How does the stock market treat a case like this? In my experience, the answer is “badly.” Investors are accustomed to looking at earnings per share or at cash flow per share and this kind of company doesn’t fit either template. While the company is expanding rapidly, the costs of linking up new customers depresses eps, and cash flow may be negative. Paradoxically, the profit numbers look their best only when the firm begins to show signs of maturing. But investors will begin to take fright when they see that revenue growth is slowing.
This situation is a big reason that most monitoring companies have either been taken private or are divisions of larger companies, where the unusual earnings pattern isn’t so evident.
One other observation.
This concerns accounting technique. In the example above, the installation costs have been expensed in the year incurred. What would the financials look like if those costs had been capitalized and depreciated over ten years. Take a look.
In the first four years, the company now looks a lot more profitable and cash flow looks better. In other words, the monitoring company looks like a conventional firm that equity investors would have no trouble evaluating. Expense deferral only starts to catch up with the company in year 5, when the growth rate drops off significantly.
why expense instead of capitalize/depreciate?
For one thing, expensing is the more conservative technique. For another, in the case of a monitoring company, there’s no capital equipment. The sensors being installed are all low-cost items that are normally expensed. Labor cost is probably the biggest factor in the installation.
relevance for cloud computing?
As this industry develops, it will be important, I think, to distinguish between companies that rent hardware (which can be depreciated) and those that rent software (whose costs may be expensed as R&D). Their income statements may look very different, as the monitoring case illustrates.
There may also be wide company to company differences in accounting technique for basically the same services. More speculative firms may capitalize all the customer acquisition costs they can–and maybe some that they aren’t supposed to. Others may have a much more conservative bent. It’s not clear that brokerage house analysts will appreciate the differences, or flag them in their reports.
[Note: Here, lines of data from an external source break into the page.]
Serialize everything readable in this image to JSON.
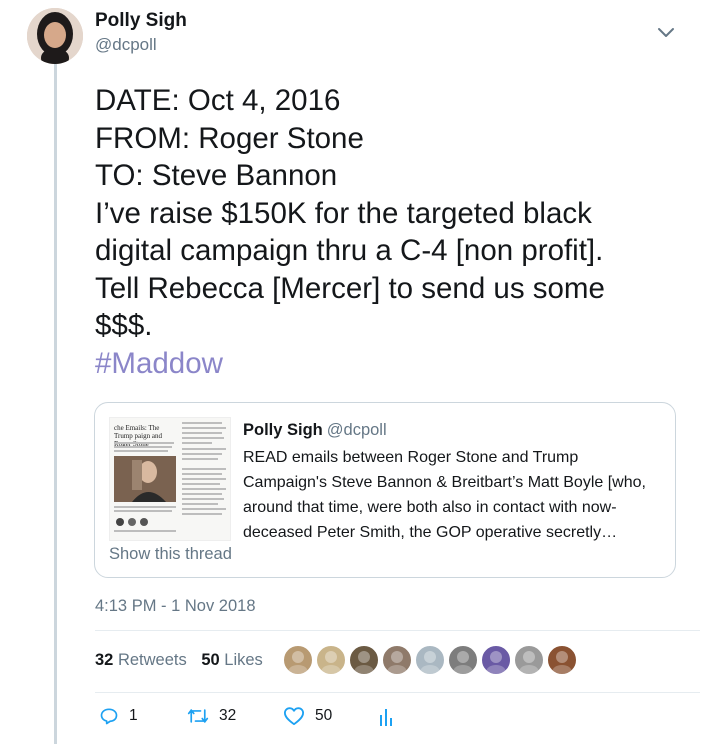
{
  "author": {
    "name": "Polly Sigh",
    "handle": "@dcpoll"
  },
  "tweet": {
    "lines": [
      "DATE: Oct 4, 2016",
      "FROM: Roger Stone",
      "TO: Steve Bannon",
      "I’ve raise $150K for the targeted black",
      "digital campaign thru a C-4 [non profit].",
      "Tell Rebecca [Mercer] to send us some",
      "$$$."
    ],
    "hashtag": "#Maddow"
  },
  "quoted": {
    "name": "Polly Sigh",
    "handle": "@dcpoll",
    "lines": [
      "READ emails between Roger Stone and Trump",
      "Campaign's Steve Bannon & Breitbart’s Matt Boyle [who,",
      "around that time, were both also in contact with now-",
      "deceased Peter Smith, the GOP operative secretly…"
    ],
    "show_thread": "Show this thread",
    "thumbnail": {
      "headline": "che Emails: The Trump paign and Roger Stone"
    }
  },
  "timestamp": "4:13 PM - 1 Nov 2018",
  "stats": {
    "retweets_count": "32",
    "retweets_label": "Retweets",
    "likes_count": "50",
    "likes_label": "Likes"
  },
  "likers": [
    {
      "color": "#b89a72",
      "icon": "pug-avatar"
    },
    {
      "color": "#c9b48a",
      "icon": "flower-avatar"
    },
    {
      "color": "#6b5a43",
      "icon": "crowd-avatar"
    },
    {
      "color": "#8f7a6a",
      "icon": "person-avatar"
    },
    {
      "color": "#aab8c2",
      "icon": "default-avatar"
    },
    {
      "color": "#7d7d7d",
      "icon": "ornament-avatar"
    },
    {
      "color": "#6a5aa5",
      "icon": "fleur-de-lis-avatar"
    },
    {
      "color": "#9a9a9a",
      "icon": "eagle-avatar"
    },
    {
      "color": "#8a5232",
      "icon": "pet-avatar"
    }
  ],
  "actions": {
    "replies": "1",
    "retweets": "32",
    "likes": "50"
  },
  "colors": {
    "link": "#1da1f2",
    "hashtag": "#8b86c9",
    "muted": "#657786",
    "thread_line": "#ccd6dd"
  }
}
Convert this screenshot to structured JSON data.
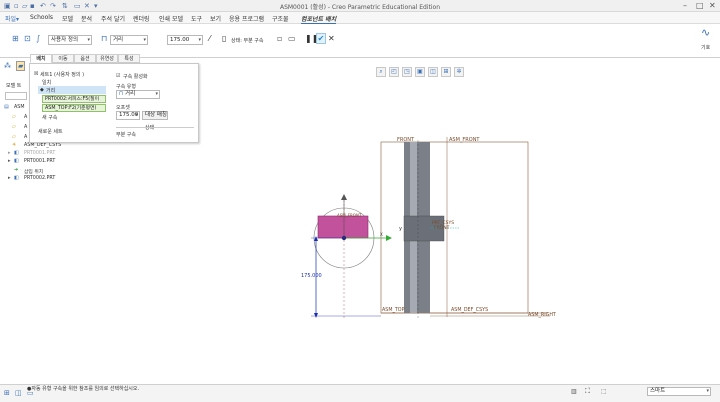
{
  "window": {
    "title": "ASM0001 (활성) - Creo Parametric Educational Edition"
  },
  "quick_access": {
    "icons": [
      "new-file-icon",
      "open-icon",
      "save-icon",
      "undo-icon",
      "redo-icon",
      "regenerate-icon",
      "windows-icon",
      "close-window-icon"
    ]
  },
  "menubar": {
    "items": [
      {
        "label": "파일▾"
      },
      {
        "label": "Schools"
      },
      {
        "label": "모델"
      },
      {
        "label": "분석"
      },
      {
        "label": "주석 달기"
      },
      {
        "label": "렌더링"
      },
      {
        "label": "인쇄 모델"
      },
      {
        "label": "도구"
      },
      {
        "label": "보기"
      },
      {
        "label": "응용 프로그램"
      },
      {
        "label": "구조물"
      },
      {
        "label": "컴포넌트 배치"
      }
    ]
  },
  "dashboard": {
    "constraint_set": "사용자 정의",
    "constraint_type": "거리",
    "offset_value": "175.00",
    "status_label": "상태: 부분 구속",
    "right_label": "기호"
  },
  "tabs": [
    {
      "label": "배치"
    },
    {
      "label": "이동"
    },
    {
      "label": "옵션"
    },
    {
      "label": "유연성"
    },
    {
      "label": "특성"
    }
  ],
  "panel": {
    "set_label": "세트1 (사용자 정의 )",
    "constraint_header": "일치",
    "constraint_active": "거리",
    "ref1": "PRT0002:서피스:F5(질이",
    "ref2": "ASM_TOP:F2(기준평면)",
    "new_constraint": "새 구속",
    "new_set": "새로운 세트",
    "enable_constraint": "구속 활성화",
    "constraint_type_label": "구속 유형",
    "constraint_type_value": "거리",
    "offset_label": "오프셋",
    "offset_value": "175.00",
    "flip_button": "대상 매칭",
    "status_section": "상태",
    "status_value": "부분 구속"
  },
  "tree": {
    "header": "모델 트",
    "items": [
      {
        "label": "ASM"
      },
      {
        "label": "A"
      },
      {
        "label": "A"
      },
      {
        "label": "A"
      },
      {
        "label": "ASM_DEF_CSYS"
      },
      {
        "label": "PRT0001.PRT"
      },
      {
        "label": "PRT0001.PRT"
      },
      {
        "label": "삽입 위치"
      },
      {
        "label": "PRT0002.PRT"
      }
    ]
  },
  "graphics": {
    "labels": {
      "asm_front_top": "ASM_FRONT",
      "front_left": "FRONT",
      "asm_front_small": "ASM_FRONT",
      "prt_csys": "PRT_CSYS",
      "front2": "FRONT",
      "asm_top": "ASM_TOP",
      "asm_def_csys": "ASM_DEF_CSYS",
      "asm_right": "ASM_RIGHT",
      "dimension": "175.000",
      "axis_y": "y",
      "axis_x": "X"
    }
  },
  "statusbar": {
    "message": "●자동 유형 구속을 위한 참조를 임의로 선택하십시오.",
    "filter": "스마트"
  },
  "colors": {
    "accent": "#3a70b8",
    "placement_part": "#c2529c",
    "dimension": "#1a2fb0",
    "confirm": "#2a8ad8"
  }
}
In addition, there may be firms whose financials will mimic those of the security monitoring industry. Absent considerable shareholder education, such firms may have less positive experience for their stocks than the company performance merits.